Yet here we are again, a mere few days from bidding adieu to the year 2014. Some will brave the cold temperatures in Times Square, standing (or in some cases staggering) beside huddled masses singing bittersweet choruses of “Auld Lang Syne,” counting down the last remaining seconds of the year as a huge brightly lit ball descends to the ground, signifying the end of the old and the birth of the new. Some will attend parties or small gatherings with friends, sipping bubbly, playing games, reminiscing about old times, perhaps remembering absent friends or family members they’ve lost. Some will have made resolutions for the new year; to lose weight, to eat healthier, to stop smoking, to be happier, to be better spouses or better children.
I have never had much success with keeping the resolutions I made, at least for more than a few weeks.

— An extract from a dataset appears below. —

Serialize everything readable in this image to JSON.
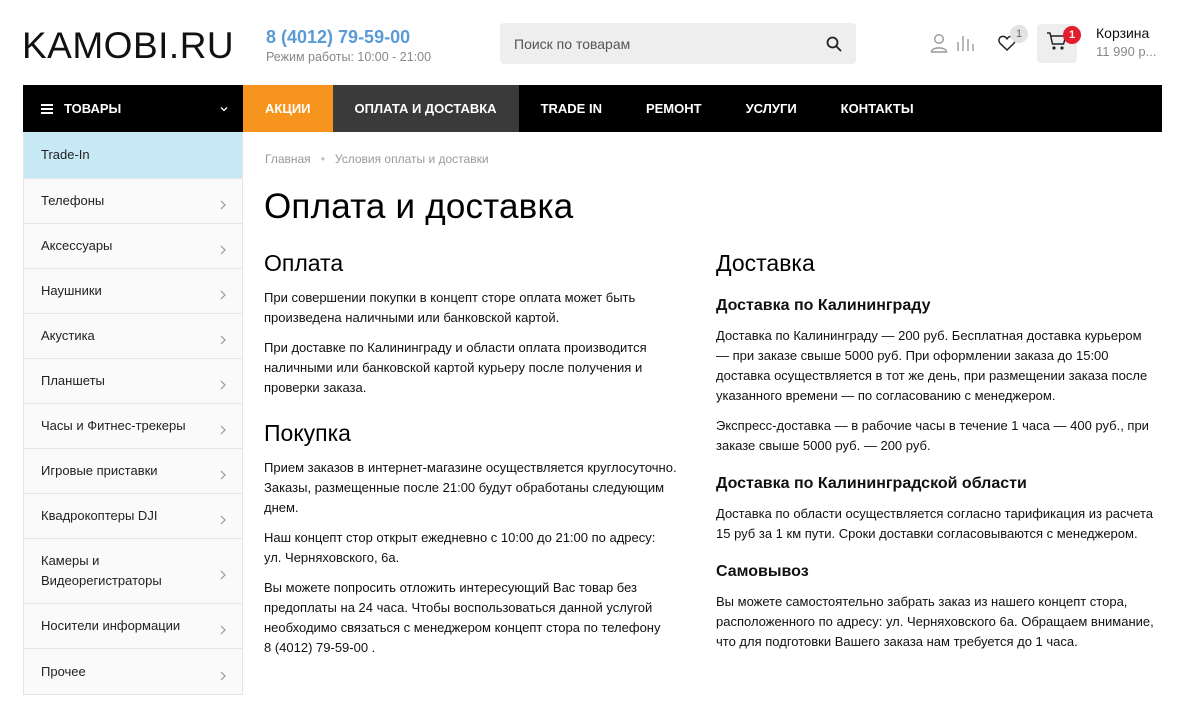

Oscar Wilde once said, “Good resolutions are simply checks that men draw on a bank where they have no account.” I think there is much truth in that statement.
Some will recall this past year as one of the best years of their lives, while others who have endured hard times or tragedies will be only too happy to put this year behind them in the hope that sunnier days lie ahead in 2015. As I stop to reflect on the closing year, I suppose I would have to say truthfully that I belong in both categories, to some degree. I have suffered a few setbacks and hardships in my own life this year, most of them somewhat serious, but none of them earth-shattering. Conversely, it has also been a rather exhilarating year for me as well; I have produced and edited a music video, welcomed a new granddaughter into this world, been fortunate to play various zombies and also had a speaking role as a TV news anchor in a locally produced horror film which was documented weekly on a national TV show, met many new friends as a result of the movie and the TV series, one of which has now officially joined with me in a partnership to produce local films and videos, was offered and accepted a job with a local magazine which I love dearly, and most recently I was privileged to sing with the Dickens Carolers, and later even played Kris Kringle himself for an event at the Bankhead House in Jasper. And I trust this is only the beginning.
I’ve heard myself say more than once to various friends of mine that this has not been a good year for me. In some ways it has not. There are circumstances that not only do I hope do not repeat themselves in the new year, I also hope I have learned valuable life lessons from them. A wise man once said that those who forget the past are doomed to repeat it. I feel very confident that I will not forget these bumps in the road, and that is why I believe (or hope, anyway) that I will be more adept at preventing and avoiding them in the future.
There are many things I could wish for, were I to stumble upon some ancient dusty magic lamp and rub it, releasing a genie, who would then rub the sleep out of his eyes, stretch and yawn, straighten his turban, and tell me in Robin Williams’ unmistakable voice that I was granted three wishes. But if I had one wish, it would be this: that I would be here one year from today, awaiting the next new year.
Happy New Year to all our readers, from everyone here at 78 Magazine. 78